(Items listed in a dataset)
_ _ _ _ _
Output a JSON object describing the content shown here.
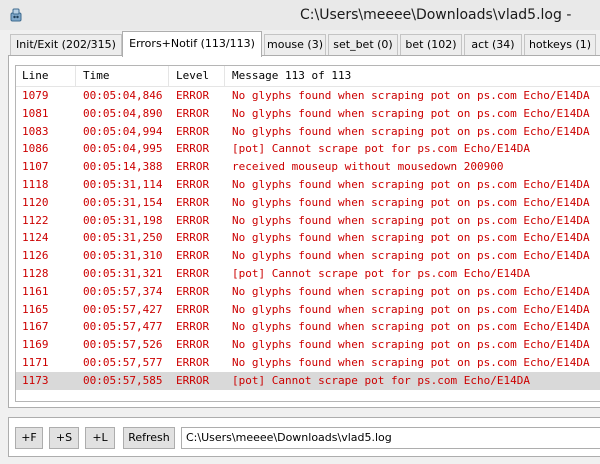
{
  "window": {
    "title": "C:\\Users\\meeee\\Downloads\\vlad5.log -",
    "icon": "app-icon"
  },
  "tabs": [
    {
      "label": "Init/Exit (202/315)",
      "active": false
    },
    {
      "label": "Errors+Notif (113/113)",
      "active": true
    },
    {
      "label": "mouse (3)",
      "active": false
    },
    {
      "label": "set_bet (0)",
      "active": false
    },
    {
      "label": "bet (102)",
      "active": false
    },
    {
      "label": "act (34)",
      "active": false
    },
    {
      "label": "hotkeys (1)",
      "active": false
    }
  ],
  "table": {
    "headers": {
      "line": "Line",
      "time": "Time",
      "level": "Level",
      "message": "Message 113 of 113"
    },
    "rows": [
      {
        "line": "1079",
        "time": "00:05:04,846",
        "level": "ERROR",
        "message": "No glyphs found when scraping pot on ps.com Echo/E14DA"
      },
      {
        "line": "1081",
        "time": "00:05:04,890",
        "level": "ERROR",
        "message": "No glyphs found when scraping pot on ps.com Echo/E14DA"
      },
      {
        "line": "1083",
        "time": "00:05:04,994",
        "level": "ERROR",
        "message": "No glyphs found when scraping pot on ps.com Echo/E14DA"
      },
      {
        "line": "1086",
        "time": "00:05:04,995",
        "level": "ERROR",
        "message": "[pot] Cannot scrape pot for ps.com Echo/E14DA"
      },
      {
        "line": "1107",
        "time": "00:05:14,388",
        "level": "ERROR",
        "message": "received mouseup without mousedown 200900"
      },
      {
        "line": "1118",
        "time": "00:05:31,114",
        "level": "ERROR",
        "message": "No glyphs found when scraping pot on ps.com Echo/E14DA"
      },
      {
        "line": "1120",
        "time": "00:05:31,154",
        "level": "ERROR",
        "message": "No glyphs found when scraping pot on ps.com Echo/E14DA"
      },
      {
        "line": "1122",
        "time": "00:05:31,198",
        "level": "ERROR",
        "message": "No glyphs found when scraping pot on ps.com Echo/E14DA"
      },
      {
        "line": "1124",
        "time": "00:05:31,250",
        "level": "ERROR",
        "message": "No glyphs found when scraping pot on ps.com Echo/E14DA"
      },
      {
        "line": "1126",
        "time": "00:05:31,310",
        "level": "ERROR",
        "message": "No glyphs found when scraping pot on ps.com Echo/E14DA"
      },
      {
        "line": "1128",
        "time": "00:05:31,321",
        "level": "ERROR",
        "message": "[pot] Cannot scrape pot for ps.com Echo/E14DA"
      },
      {
        "line": "1161",
        "time": "00:05:57,374",
        "level": "ERROR",
        "message": "No glyphs found when scraping pot on ps.com Echo/E14DA"
      },
      {
        "line": "1165",
        "time": "00:05:57,427",
        "level": "ERROR",
        "message": "No glyphs found when scraping pot on ps.com Echo/E14DA"
      },
      {
        "line": "1167",
        "time": "00:05:57,477",
        "level": "ERROR",
        "message": "No glyphs found when scraping pot on ps.com Echo/E14DA"
      },
      {
        "line": "1169",
        "time": "00:05:57,526",
        "level": "ERROR",
        "message": "No glyphs found when scraping pot on ps.com Echo/E14DA"
      },
      {
        "line": "1171",
        "time": "00:05:57,577",
        "level": "ERROR",
        "message": "No glyphs found when scraping pot on ps.com Echo/E14DA"
      },
      {
        "line": "1173",
        "time": "00:05:57,585",
        "level": "ERROR",
        "message": "[pot] Cannot scrape pot for ps.com Echo/E14DA",
        "selected": true
      }
    ]
  },
  "footer": {
    "buttons": [
      "+F",
      "+S",
      "+L",
      "Refresh"
    ],
    "path": "C:\\Users\\meeee\\Downloads\\vlad5.log"
  },
  "colors": {
    "error_text": "#cc0000",
    "selected_row": "#d9d9d9"
  }
}
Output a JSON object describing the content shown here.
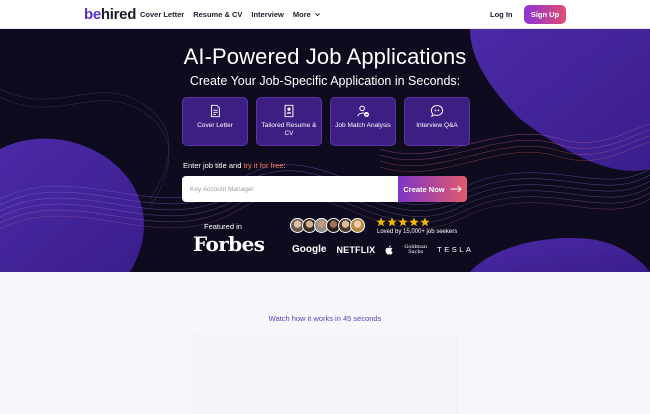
{
  "nav": {
    "logo_be": "be",
    "logo_hired": "hired",
    "links": [
      "Cover Letter",
      "Resume & CV",
      "Interview",
      "More"
    ],
    "login": "Log In",
    "signup": "Sign Up"
  },
  "hero": {
    "title": "AI-Powered Job Applications",
    "subtitle": "Create Your Job-Specific Application in Seconds:",
    "cards": [
      {
        "label": "Cover Letter",
        "icon": "document-icon"
      },
      {
        "label": "Tailored Resume & CV",
        "icon": "resume-icon"
      },
      {
        "label": "Job Match Analysis",
        "icon": "user-check-icon"
      },
      {
        "label": "Interview Q&A",
        "icon": "quote-bubble-icon"
      }
    ],
    "enter_label": "Enter job title and ",
    "try_label": "try it for free",
    "enter_colon": ":",
    "search_placeholder": "Key Account Manager",
    "create_button": "Create Now",
    "featured_label": "Featured in",
    "forbes": "Forbes",
    "loved": "Loved by 15,000+ job seekers",
    "brands": {
      "google": "Google",
      "netflix": "NETFLIX",
      "goldman_1": "Goldman",
      "goldman_2": "Sachs",
      "tesla": "TESLA"
    }
  },
  "section": {
    "watch": "Watch how it works in 45 seconds"
  },
  "colors": {
    "accent": "#5b2fc9",
    "hero_bg": "#0f0b1f",
    "card_bg": "#3d1e83",
    "cta_start": "#7d36c9",
    "cta_end": "#e2596b",
    "star": "#f5b800"
  }
}
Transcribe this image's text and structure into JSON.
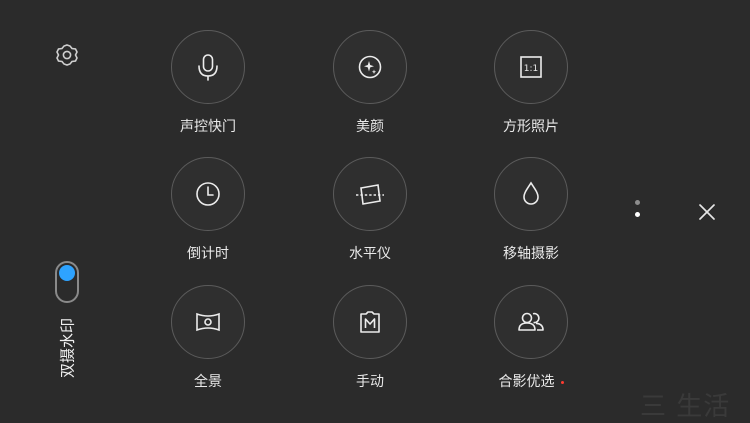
{
  "left": {
    "settings_icon": "gear-icon",
    "toggle_on": true,
    "toggle_color": "#2ea3ff",
    "dual_watermark_label": "双摄水印"
  },
  "modes": [
    {
      "label": "声控快门",
      "icon": "microphone-icon"
    },
    {
      "label": "美颜",
      "icon": "sparkle-icon"
    },
    {
      "label": "方形照片",
      "icon": "square-ratio-icon",
      "icon_text": "1:1"
    },
    {
      "label": "倒计时",
      "icon": "clock-icon"
    },
    {
      "label": "水平仪",
      "icon": "level-icon"
    },
    {
      "label": "移轴摄影",
      "icon": "drop-icon"
    },
    {
      "label": "全景",
      "icon": "panorama-icon"
    },
    {
      "label": "手动",
      "icon": "manual-icon"
    },
    {
      "label": "合影优选",
      "icon": "people-icon",
      "has_new_dot": true
    }
  ],
  "pager": {
    "pages": 2,
    "current": 2
  },
  "close_icon": "close-icon",
  "watermark_text": "三 生活"
}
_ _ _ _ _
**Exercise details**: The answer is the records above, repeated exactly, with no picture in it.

**Exercise answer**:
Output a JSON object describing the content shown here.
{
  "window": {
    "title": "C:\\Users\\meeee\\Downloads\\vlad5.log -",
    "icon": "app-icon"
  },
  "tabs": [
    {
      "label": "Init/Exit (202/315)",
      "active": false
    },
    {
      "label": "Errors+Notif (113/113)",
      "active": true
    },
    {
      "label": "mouse (3)",
      "active": false
    },
    {
      "label": "set_bet (0)",
      "active": false
    },
    {
      "label": "bet (102)",
      "active": false
    },
    {
      "label": "act (34)",
      "active": false
    },
    {
      "label": "hotkeys (1)",
      "active": false
    }
  ],
  "table": {
    "headers": {
      "line": "Line",
      "time": "Time",
      "level": "Level",
      "message": "Message 113 of 113"
    },
    "rows": [
      {
        "line": "1079",
        "time": "00:05:04,846",
        "level": "ERROR",
        "message": "No glyphs found when scraping pot on ps.com Echo/E14DA"
      },
      {
        "line": "1081",
        "time": "00:05:04,890",
        "level": "ERROR",
        "message": "No glyphs found when scraping pot on ps.com Echo/E14DA"
      },
      {
        "line": "1083",
        "time": "00:05:04,994",
        "level": "ERROR",
        "message": "No glyphs found when scraping pot on ps.com Echo/E14DA"
      },
      {
        "line": "1086",
        "time": "00:05:04,995",
        "level": "ERROR",
        "message": "[pot] Cannot scrape pot for ps.com Echo/E14DA"
      },
      {
        "line": "1107",
        "time": "00:05:14,388",
        "level": "ERROR",
        "message": "received mouseup without mousedown 200900"
      },
      {
        "line": "1118",
        "time": "00:05:31,114",
        "level": "ERROR",
        "message": "No glyphs found when scraping pot on ps.com Echo/E14DA"
      },
      {
        "line": "1120",
        "time": "00:05:31,154",
        "level": "ERROR",
        "message": "No glyphs found when scraping pot on ps.com Echo/E14DA"
      },
      {
        "line": "1122",
        "time": "00:05:31,198",
        "level": "ERROR",
        "message": "No glyphs found when scraping pot on ps.com Echo/E14DA"
      },
      {
        "line": "1124",
        "time": "00:05:31,250",
        "level": "ERROR",
        "message": "No glyphs found when scraping pot on ps.com Echo/E14DA"
      },
      {
        "line": "1126",
        "time": "00:05:31,310",
        "level": "ERROR",
        "message": "No glyphs found when scraping pot on ps.com Echo/E14DA"
      },
      {
        "line": "1128",
        "time": "00:05:31,321",
        "level": "ERROR",
        "message": "[pot] Cannot scrape pot for ps.com Echo/E14DA"
      },
      {
        "line": "1161",
        "time": "00:05:57,374",
        "level": "ERROR",
        "message": "No glyphs found when scraping pot on ps.com Echo/E14DA"
      },
      {
        "line": "1165",
        "time": "00:05:57,427",
        "level": "ERROR",
        "message": "No glyphs found when scraping pot on ps.com Echo/E14DA"
      },
      {
        "line": "1167",
        "time": "00:05:57,477",
        "level": "ERROR",
        "message": "No glyphs found when scraping pot on ps.com Echo/E14DA"
      },
      {
        "line": "1169",
        "time": "00:05:57,526",
        "level": "ERROR",
        "message": "No glyphs found when scraping pot on ps.com Echo/E14DA"
      },
      {
        "line": "1171",
        "time": "00:05:57,577",
        "level": "ERROR",
        "message": "No glyphs found when scraping pot on ps.com Echo/E14DA"
      },
      {
        "line": "1173",
        "time": "00:05:57,585",
        "level": "ERROR",
        "message": "[pot] Cannot scrape pot for ps.com Echo/E14DA",
        "selected": true
      }
    ]
  },
  "footer": {
    "buttons": [
      "+F",
      "+S",
      "+L",
      "Refresh"
    ],
    "path": "C:\\Users\\meeee\\Downloads\\vlad5.log"
  },
  "colors": {
    "error_text": "#cc0000",
    "selected_row": "#d9d9d9"
  }
}
Output a JSON object describing the content shown here.
{
  "nav": {
    "logo_be": "be",
    "logo_hired": "hired",
    "links": [
      "Cover Letter",
      "Resume & CV",
      "Interview",
      "More"
    ],
    "login": "Log In",
    "signup": "Sign Up"
  },
  "hero": {
    "title": "AI-Powered Job Applications",
    "subtitle": "Create Your Job-Specific Application in Seconds:",
    "cards": [
      {
        "label": "Cover Letter",
        "icon": "document-icon"
      },
      {
        "label": "Tailored Resume & CV",
        "icon": "resume-icon"
      },
      {
        "label": "Job Match Analysis",
        "icon": "user-check-icon"
      },
      {
        "label": "Interview Q&A",
        "icon": "quote-bubble-icon"
      }
    ],
    "enter_label": "Enter job title and ",
    "try_label": "try it for free",
    "enter_colon": ":",
    "search_placeholder": "Key Account Manager",
    "create_button": "Create Now",
    "featured_label": "Featured in",
    "forbes": "Forbes",
    "loved": "Loved by 15,000+ job seekers",
    "brands": {
      "google": "Google",
      "netflix": "NETFLIX",
      "goldman_1": "Goldman",
      "goldman_2": "Sachs",
      "tesla": "TESLA"
    }
  },
  "section": {
    "watch": "Watch how it works in 45 seconds"
  },
  "colors": {
    "accent": "#5b2fc9",
    "hero_bg": "#0f0b1f",
    "card_bg": "#3d1e83",
    "cta_start": "#7d36c9",
    "cta_end": "#e2596b",
    "star": "#f5b800"
  }
}
Transcribe this image's text and structure into JSON.
{
  "left": {
    "settings_icon": "gear-icon",
    "toggle_on": true,
    "toggle_color": "#2ea3ff",
    "dual_watermark_label": "双摄水印"
  },
  "modes": [
    {
      "label": "声控快门",
      "icon": "microphone-icon"
    },
    {
      "label": "美颜",
      "icon": "sparkle-icon"
    },
    {
      "label": "方形照片",
      "icon": "square-ratio-icon",
      "icon_text": "1:1"
    },
    {
      "label": "倒计时",
      "icon": "clock-icon"
    },
    {
      "label": "水平仪",
      "icon": "level-icon"
    },
    {
      "label": "移轴摄影",
      "icon": "drop-icon"
    },
    {
      "label": "全景",
      "icon": "panorama-icon"
    },
    {
      "label": "手动",
      "icon": "manual-icon"
    },
    {
      "label": "合影优选",
      "icon": "people-icon",
      "has_new_dot": true
    }
  ],
  "pager": {
    "pages": 2,
    "current": 2
  },
  "close_icon": "close-icon",
  "watermark_text": "三 生活"
}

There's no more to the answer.